Sun, Dec


Another dangerous line has been crossed against press freedom with Tuesday’s attack on journalist Lasana Liburd.

Mr Liburd, owner-editor of the online news site Wired868, was at the press bench at the Ato Boldon Stadium in Couva, engaged in the routine assignment of covering the Intercol Girls Final football match, when he was assaulted by a man sitting behind him. The attack left the journalist with a gash across the chin.

It was a brazen assault on one of the country’s best known sports journalists occurring, as it did, in full view of others at a public event carried live across the region. The fact that it was a school event with hundreds of pupils present merely amplified the brazenness of the act. The assailant, allegedly someone against whom Mr Liburd has filed a libel suit, was not deterred by the presence of the police which, as it turned out, made no difference since the assailant was able to walk away from the scene of his crime.
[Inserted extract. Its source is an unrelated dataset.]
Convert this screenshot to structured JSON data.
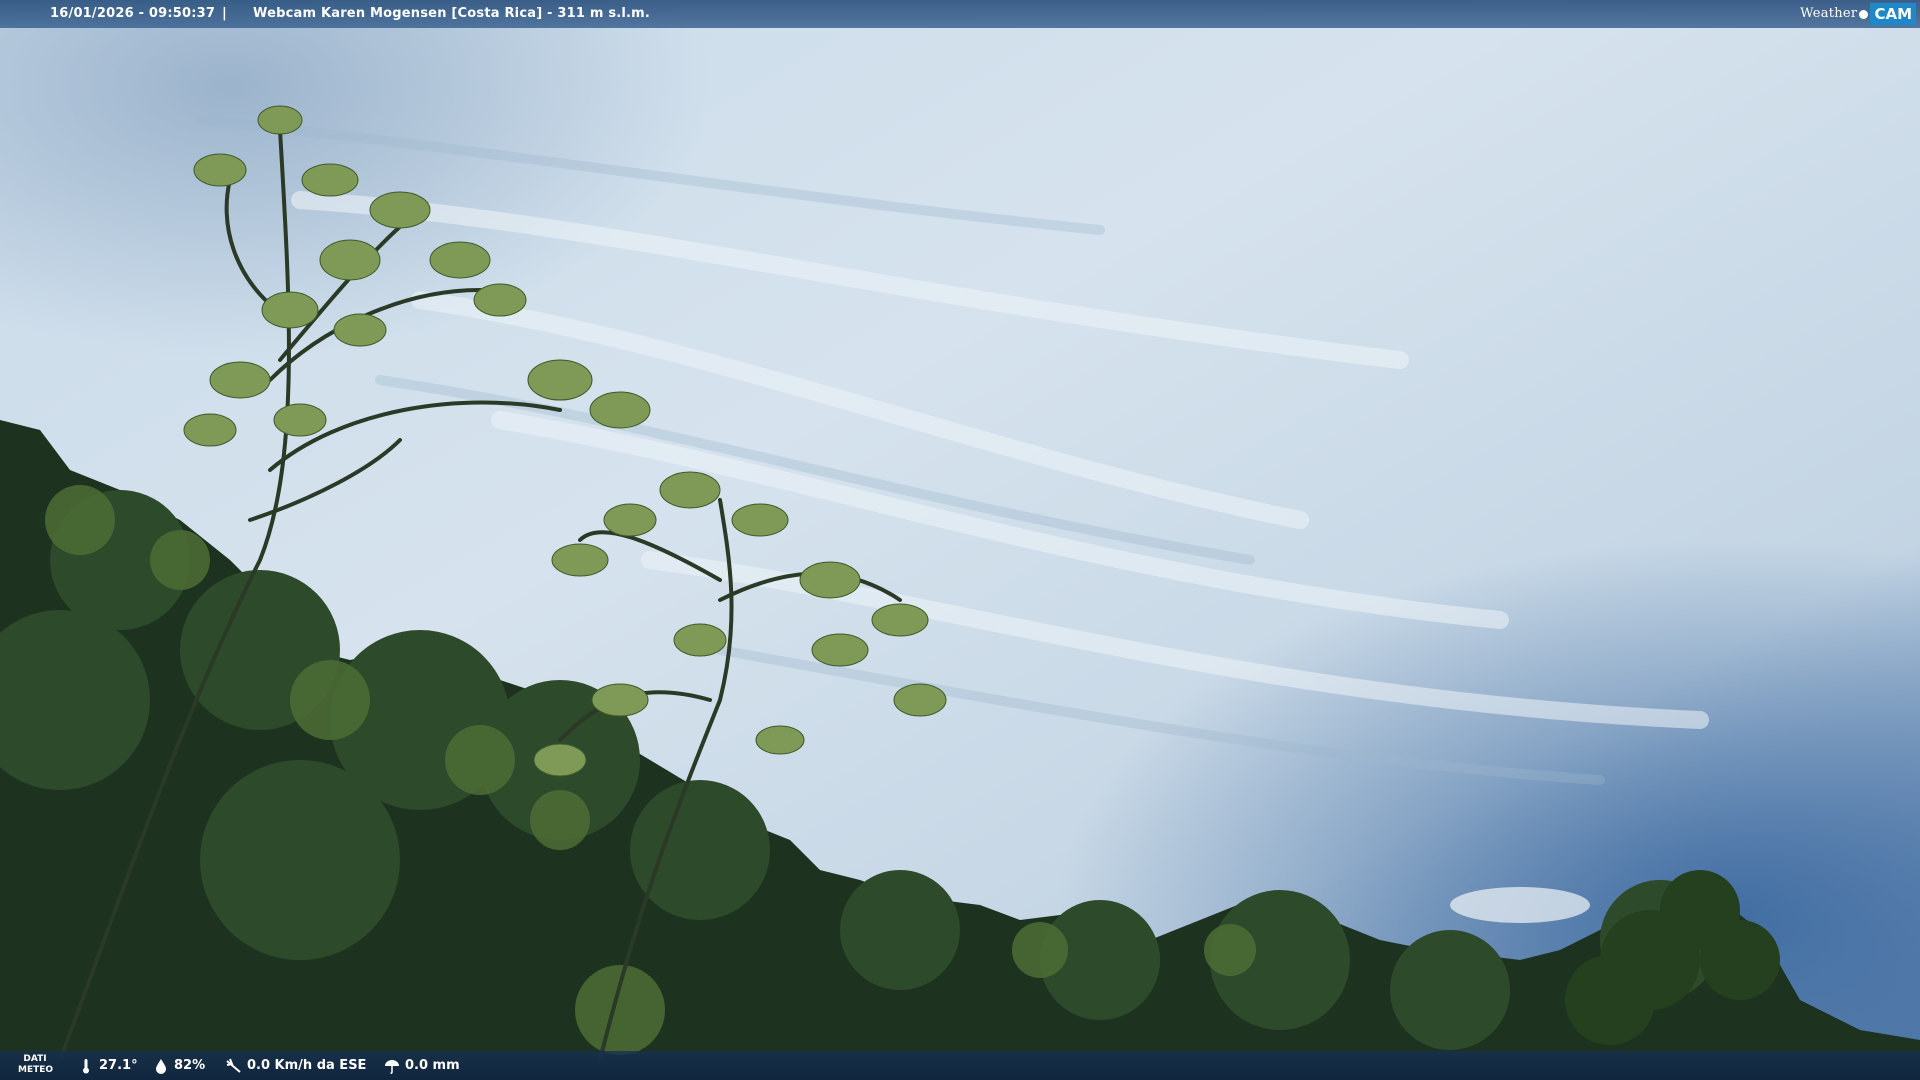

The danger in this latest attack on a journalist is that it undermines all the assumptions with which journalists approach their work. The press bench or table is assumed to be protected and safe even in volatile situations. While there have been incidents where journalists covering political meetings were turned on by members of the crowd who had been worked into an anti-media frenzy, this may well be the first time that a journalist at a press bench has been physically attacked to the point of blood being drawn.

Unlike other public figures, from national leaders to gang leaders, journalists do not walk with bodyguards, armed or otherwise. From time to time they are verbally accosted by individuals angry over one report or another. As unacceptable as that is, many journalists have come to accept it as a distasteful part of the territory. Often, members of the public who appreciate the critical role of the media in telling their stories, would rush to the defence of media personnel on assignment. However, given the tenor of these times, when people are killed for a bad drive or an imagined hurt, Tuesday’s assault cannot be allowed to pass into history. Left unchallenged it carries the danger of opening the floodgates against media personnel on whom the public depends to carry out the democratic mandate of keeping them informed.

We urge Police Commissioner Gary Griffith to investigate the lack of a prompt response by officers who were on the scene when the incident occurred. The assailant should have been held on the spot.

This incident comes on the heels of the physical assault of a Guardian photographer while on assignment at AV Drilling in south Trinidad. That matter is now rightly in court. Not so long ago, a crew from our sister station, TV6, was threatened with jail by police officers who attempted to block them from covering a completely newsworthy incident in Port of Spain involving the daughter of a businessman.

Put together, these incidents describe a dangerous trend for all media workers as well as the democracy of this nation which must not be underestimated. It must be stopped now.

SOURCE: T&T Express